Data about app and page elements
★ ★ ★ ★ ★ ★ ★

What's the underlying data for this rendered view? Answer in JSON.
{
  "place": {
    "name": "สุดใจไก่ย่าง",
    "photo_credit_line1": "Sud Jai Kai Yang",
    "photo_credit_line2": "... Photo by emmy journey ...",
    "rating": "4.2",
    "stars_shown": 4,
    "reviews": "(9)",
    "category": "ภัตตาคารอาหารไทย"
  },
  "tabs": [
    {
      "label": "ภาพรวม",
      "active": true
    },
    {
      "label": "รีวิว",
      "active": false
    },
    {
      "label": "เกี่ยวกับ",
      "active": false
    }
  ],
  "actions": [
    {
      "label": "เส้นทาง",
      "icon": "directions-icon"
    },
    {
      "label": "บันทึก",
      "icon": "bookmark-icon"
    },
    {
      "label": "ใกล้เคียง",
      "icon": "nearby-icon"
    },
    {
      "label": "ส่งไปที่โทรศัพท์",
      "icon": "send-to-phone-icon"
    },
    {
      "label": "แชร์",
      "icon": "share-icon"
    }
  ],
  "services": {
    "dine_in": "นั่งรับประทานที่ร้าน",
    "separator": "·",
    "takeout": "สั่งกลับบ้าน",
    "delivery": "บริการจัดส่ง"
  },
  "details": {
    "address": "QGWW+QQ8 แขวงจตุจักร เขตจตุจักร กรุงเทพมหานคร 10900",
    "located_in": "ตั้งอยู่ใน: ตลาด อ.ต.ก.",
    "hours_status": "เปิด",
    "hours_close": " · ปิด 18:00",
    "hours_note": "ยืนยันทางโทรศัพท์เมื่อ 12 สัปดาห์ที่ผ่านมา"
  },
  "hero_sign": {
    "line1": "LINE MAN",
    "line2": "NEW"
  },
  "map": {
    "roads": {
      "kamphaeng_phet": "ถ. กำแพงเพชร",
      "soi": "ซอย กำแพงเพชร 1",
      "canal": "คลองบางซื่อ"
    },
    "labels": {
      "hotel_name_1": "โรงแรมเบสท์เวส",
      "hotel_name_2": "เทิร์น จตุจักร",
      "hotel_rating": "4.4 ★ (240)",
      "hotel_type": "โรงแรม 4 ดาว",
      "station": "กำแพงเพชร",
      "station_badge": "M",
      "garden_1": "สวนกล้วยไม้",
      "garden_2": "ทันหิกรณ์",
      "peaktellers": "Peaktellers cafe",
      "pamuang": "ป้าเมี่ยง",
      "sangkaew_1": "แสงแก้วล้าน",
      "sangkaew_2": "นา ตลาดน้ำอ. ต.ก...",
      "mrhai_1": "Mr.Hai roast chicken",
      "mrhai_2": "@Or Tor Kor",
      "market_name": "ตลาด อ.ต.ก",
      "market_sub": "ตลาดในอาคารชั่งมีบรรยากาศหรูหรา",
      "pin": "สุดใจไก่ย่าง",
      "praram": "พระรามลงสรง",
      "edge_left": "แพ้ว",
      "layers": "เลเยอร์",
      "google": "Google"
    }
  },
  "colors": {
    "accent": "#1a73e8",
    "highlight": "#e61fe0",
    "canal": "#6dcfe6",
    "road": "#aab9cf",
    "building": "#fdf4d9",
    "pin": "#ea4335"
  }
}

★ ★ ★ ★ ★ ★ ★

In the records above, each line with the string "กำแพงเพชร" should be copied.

      "kamphaeng_phet": "ถ. กำแพงเพชร",
      "soi": "ซอย กำแพงเพชร 1",
      "station": "กำแพงเพชร",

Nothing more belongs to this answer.